Exercise instructions: Without omitting anything, retype the data that follows.

** Opening Data supplied block **

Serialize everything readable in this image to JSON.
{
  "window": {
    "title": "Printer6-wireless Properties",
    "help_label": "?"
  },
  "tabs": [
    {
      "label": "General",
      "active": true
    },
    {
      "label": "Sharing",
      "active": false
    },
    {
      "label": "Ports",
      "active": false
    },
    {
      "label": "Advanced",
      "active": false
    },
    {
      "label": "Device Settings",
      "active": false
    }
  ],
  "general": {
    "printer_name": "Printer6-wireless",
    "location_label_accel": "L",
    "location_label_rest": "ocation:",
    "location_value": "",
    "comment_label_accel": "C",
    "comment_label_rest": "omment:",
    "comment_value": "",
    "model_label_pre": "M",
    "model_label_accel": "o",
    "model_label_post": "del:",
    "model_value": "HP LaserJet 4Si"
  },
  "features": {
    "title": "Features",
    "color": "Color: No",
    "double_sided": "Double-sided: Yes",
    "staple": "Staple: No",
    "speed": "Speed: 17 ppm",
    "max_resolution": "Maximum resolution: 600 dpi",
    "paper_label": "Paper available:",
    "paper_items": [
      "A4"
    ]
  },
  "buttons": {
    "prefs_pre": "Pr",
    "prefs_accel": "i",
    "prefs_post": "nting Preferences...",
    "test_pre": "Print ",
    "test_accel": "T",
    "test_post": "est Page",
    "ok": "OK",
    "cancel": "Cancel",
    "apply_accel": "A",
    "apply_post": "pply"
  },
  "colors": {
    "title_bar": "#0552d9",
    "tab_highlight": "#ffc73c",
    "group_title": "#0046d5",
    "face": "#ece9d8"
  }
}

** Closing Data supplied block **

Exercise response:
Serialize everything readable in this image to JSON.
{
  "window": {
    "title": "Printer6-wireless Properties",
    "help_label": "?"
  },
  "tabs": [
    {
      "label": "General",
      "active": true
    },
    {
      "label": "Sharing",
      "active": false
    },
    {
      "label": "Ports",
      "active": false
    },
    {
      "label": "Advanced",
      "active": false
    },
    {
      "label": "Device Settings",
      "active": false
    }
  ],
  "general": {
    "printer_name": "Printer6-wireless",
    "location_label_accel": "L",
    "location_label_rest": "ocation:",
    "location_value": "",
    "comment_label_accel": "C",
    "comment_label_rest": "omment:",
    "comment_value": "",
    "model_label_pre": "M",
    "model_label_accel": "o",
    "model_label_post": "del:",
    "model_value": "HP LaserJet 4Si"
  },
  "features": {
    "title": "Features",
    "color": "Color: No",
    "double_sided": "Double-sided: Yes",
    "staple": "Staple: No",
    "speed": "Speed: 17 ppm",
    "max_resolution": "Maximum resolution: 600 dpi",
    "paper_label": "Paper available:",
    "paper_items": [
      "A4"
    ]
  },
  "buttons": {
    "prefs_pre": "Pr",
    "prefs_accel": "i",
    "prefs_post": "nting Preferences...",
    "test_pre": "Print ",
    "test_accel": "T",
    "test_post": "est Page",
    "ok": "OK",
    "cancel": "Cancel",
    "apply_accel": "A",
    "apply_post": "pply"
  },
  "colors": {
    "title_bar": "#0552d9",
    "tab_highlight": "#ffc73c",
    "group_title": "#0046d5",
    "face": "#ece9d8"
  }
}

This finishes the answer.